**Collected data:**
┌──
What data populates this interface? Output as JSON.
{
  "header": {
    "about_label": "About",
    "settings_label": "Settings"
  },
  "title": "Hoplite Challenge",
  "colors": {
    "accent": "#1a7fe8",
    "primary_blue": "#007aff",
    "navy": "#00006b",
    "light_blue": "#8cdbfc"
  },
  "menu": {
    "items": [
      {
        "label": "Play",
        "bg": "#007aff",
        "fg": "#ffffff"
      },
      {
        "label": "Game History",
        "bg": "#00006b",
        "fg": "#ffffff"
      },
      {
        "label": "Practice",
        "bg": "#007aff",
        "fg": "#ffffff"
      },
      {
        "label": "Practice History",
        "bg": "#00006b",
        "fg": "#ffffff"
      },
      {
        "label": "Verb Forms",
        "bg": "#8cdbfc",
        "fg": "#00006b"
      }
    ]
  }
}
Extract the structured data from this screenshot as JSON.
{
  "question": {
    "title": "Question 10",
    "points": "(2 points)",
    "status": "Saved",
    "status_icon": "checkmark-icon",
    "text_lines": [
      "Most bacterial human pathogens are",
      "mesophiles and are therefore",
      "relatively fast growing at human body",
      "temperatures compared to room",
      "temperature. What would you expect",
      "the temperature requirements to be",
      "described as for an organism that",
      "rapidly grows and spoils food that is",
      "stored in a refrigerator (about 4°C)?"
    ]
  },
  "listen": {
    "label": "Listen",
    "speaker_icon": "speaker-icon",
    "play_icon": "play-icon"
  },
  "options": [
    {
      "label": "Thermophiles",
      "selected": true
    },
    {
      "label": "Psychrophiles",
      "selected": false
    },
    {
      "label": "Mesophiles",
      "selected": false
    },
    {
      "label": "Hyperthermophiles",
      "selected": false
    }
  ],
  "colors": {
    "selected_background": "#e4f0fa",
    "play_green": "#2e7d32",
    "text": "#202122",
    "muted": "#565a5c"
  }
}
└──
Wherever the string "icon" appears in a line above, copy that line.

**YOUR SOLUTION:**
    "status_icon": "checkmark-icon",
    "speaker_icon": "speaker-icon",
    "play_icon": "play-icon"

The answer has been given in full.